One might consider Jeremy Sandlin – a self-described computer geek and lover of great design – an unlikely backpacker. He grew up in Montana, but didn’t begin exploring the surrounding mountains until attending Montana State University. “Standing on top of a mountain can bring you an unparalleled sense of perspective not only on the landscape that surrounds you but also on yourself,” he says. Sandlin, Interactive Art Director at MERCURYcsc, says his artistic goal for our Bozeman hotel rooms was to increase curiosity for Bozeman’s mountain ranges by creating a fictitious range composed of the area’s tallest peaks.
Montana In Words
Born and raised in Montana, Christian Schultz earned his design chops in Los Angeles and Seattle before settling in Bozeman, where he now owns and operates Hukel Design. National park posters, western travel signage, freight engine paint schemes and modern Scandinavian design influence his multi-disciplinary approach to design. Of his take on Montana counties, highways and infographics created for our Bozeman hotel rooms, Schultz says, “My mission was to connect with travelers, educate them about Montana and inspire traveling in this great state.”
Montana Ski Areas Snowpack
Yogesh is a designer working in Bozeman Montana. During over a decade of freelancing he’s worn many hats, but lately focusing on designing for the wild frontier of the world wide web. Yogesh enjoys the challenge of finding beautiful and simple design solutions that function on all devices and screen sizes. I also have an extensive print background and continue to design identities and collateral for the printed page. He earned an MA in photojournalism from the University of Montana in 2005. After a short stint working for weekly papers in Missoula and Hawaii, Yogesh struck out on his own to tell visual stories through design. He still has all the hats in my closet and occasionally he writes and does photography for outdoor magazines.
When asked about the piece, “I wanted to pay respect to the two outstanding ski areas [Bridger Bowl and Big Sky] that we are fortunate to have in our back yard,” said Yogesh Simpson of the inspiration behind his installation. The avid skier took historical data from SNOTEL sites and average daily snow depth totals from Nov. 1 to May 31 in a single year, illustrating the physical difference of the mountains as well.
Shaw Thompson’s passion for using reclaimed materials was a perfect fit for The LARK’s quest to provide intriguing local art around every corner.

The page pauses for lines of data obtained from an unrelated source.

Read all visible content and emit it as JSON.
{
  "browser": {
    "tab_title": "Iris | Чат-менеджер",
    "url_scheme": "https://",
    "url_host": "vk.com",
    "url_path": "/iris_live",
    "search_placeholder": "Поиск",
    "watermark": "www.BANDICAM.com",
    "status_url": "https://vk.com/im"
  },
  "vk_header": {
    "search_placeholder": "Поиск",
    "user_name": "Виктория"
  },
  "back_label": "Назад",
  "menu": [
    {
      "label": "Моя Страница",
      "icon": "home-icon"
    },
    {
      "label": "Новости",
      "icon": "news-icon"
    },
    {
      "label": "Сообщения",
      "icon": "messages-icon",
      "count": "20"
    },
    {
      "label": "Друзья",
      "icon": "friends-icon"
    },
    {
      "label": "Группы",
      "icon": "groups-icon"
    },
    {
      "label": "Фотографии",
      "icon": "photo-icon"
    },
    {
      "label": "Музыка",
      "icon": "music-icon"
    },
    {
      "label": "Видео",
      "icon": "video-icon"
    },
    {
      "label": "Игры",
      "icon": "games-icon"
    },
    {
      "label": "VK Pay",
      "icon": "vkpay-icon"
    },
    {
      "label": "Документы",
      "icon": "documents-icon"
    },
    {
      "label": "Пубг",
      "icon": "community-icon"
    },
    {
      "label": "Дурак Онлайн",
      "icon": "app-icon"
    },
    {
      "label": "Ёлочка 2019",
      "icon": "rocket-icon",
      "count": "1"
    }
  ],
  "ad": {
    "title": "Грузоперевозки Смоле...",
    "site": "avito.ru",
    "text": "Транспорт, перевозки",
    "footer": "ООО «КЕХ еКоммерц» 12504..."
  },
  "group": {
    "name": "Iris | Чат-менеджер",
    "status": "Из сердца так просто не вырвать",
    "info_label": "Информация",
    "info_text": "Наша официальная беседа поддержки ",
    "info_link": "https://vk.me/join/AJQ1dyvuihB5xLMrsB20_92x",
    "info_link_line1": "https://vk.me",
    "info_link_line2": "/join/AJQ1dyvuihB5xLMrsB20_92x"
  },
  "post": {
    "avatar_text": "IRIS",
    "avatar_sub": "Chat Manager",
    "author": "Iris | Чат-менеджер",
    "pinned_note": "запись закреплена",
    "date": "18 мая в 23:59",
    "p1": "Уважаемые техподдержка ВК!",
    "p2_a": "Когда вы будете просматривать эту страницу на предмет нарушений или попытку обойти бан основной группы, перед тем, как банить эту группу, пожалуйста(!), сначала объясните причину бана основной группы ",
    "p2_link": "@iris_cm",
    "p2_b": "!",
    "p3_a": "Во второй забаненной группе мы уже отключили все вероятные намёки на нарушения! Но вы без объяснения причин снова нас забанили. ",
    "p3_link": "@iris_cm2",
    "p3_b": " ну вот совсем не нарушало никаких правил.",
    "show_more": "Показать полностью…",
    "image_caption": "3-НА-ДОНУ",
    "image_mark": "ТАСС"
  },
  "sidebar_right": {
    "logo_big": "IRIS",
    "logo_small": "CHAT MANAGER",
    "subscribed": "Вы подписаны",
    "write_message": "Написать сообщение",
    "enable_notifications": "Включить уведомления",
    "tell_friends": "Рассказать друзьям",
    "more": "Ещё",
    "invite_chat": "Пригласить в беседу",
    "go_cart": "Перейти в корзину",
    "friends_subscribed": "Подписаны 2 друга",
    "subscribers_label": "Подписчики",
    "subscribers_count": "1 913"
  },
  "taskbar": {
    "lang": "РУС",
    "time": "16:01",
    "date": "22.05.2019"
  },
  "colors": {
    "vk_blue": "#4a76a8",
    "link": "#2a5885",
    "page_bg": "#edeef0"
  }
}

Shaw produced distinctive light fixtures to complement our Bozeman hotel rooms and distinctive Map Room using both recovered pieces and new materials to build visually pleasing and proportionally balanced vessels. The LARK’s unique fixtures include parts salvaged from the internal workings of air circulation fans to the exhaust pipe shroud from army vehicles and much more. To see more of Shaw’s carefully curated items, visit his shop in downtown Bozeman Misco Mill Gallery.
Man In Scribbles
There are many steps to the creation of Sukha Worob’s art. The local educator, printmaker and installation artist starts his figural works by photographing Bozeman community members and creating hand cast rubber stamps which are then used to create populations directly on the wall. The same interest in possibility fuels Worob’s four-color dot work, which relies on stamp rollers. “I have always liked the idea that the majority of the printed ephemera that we see on a day-to-day basis comes from the same basic elements just arranged in differing manners,” he says. “Much like the figural work, this imagery is unplanned.” Sukha’s unique perspective perfect complements our Bozeman hotel rooms.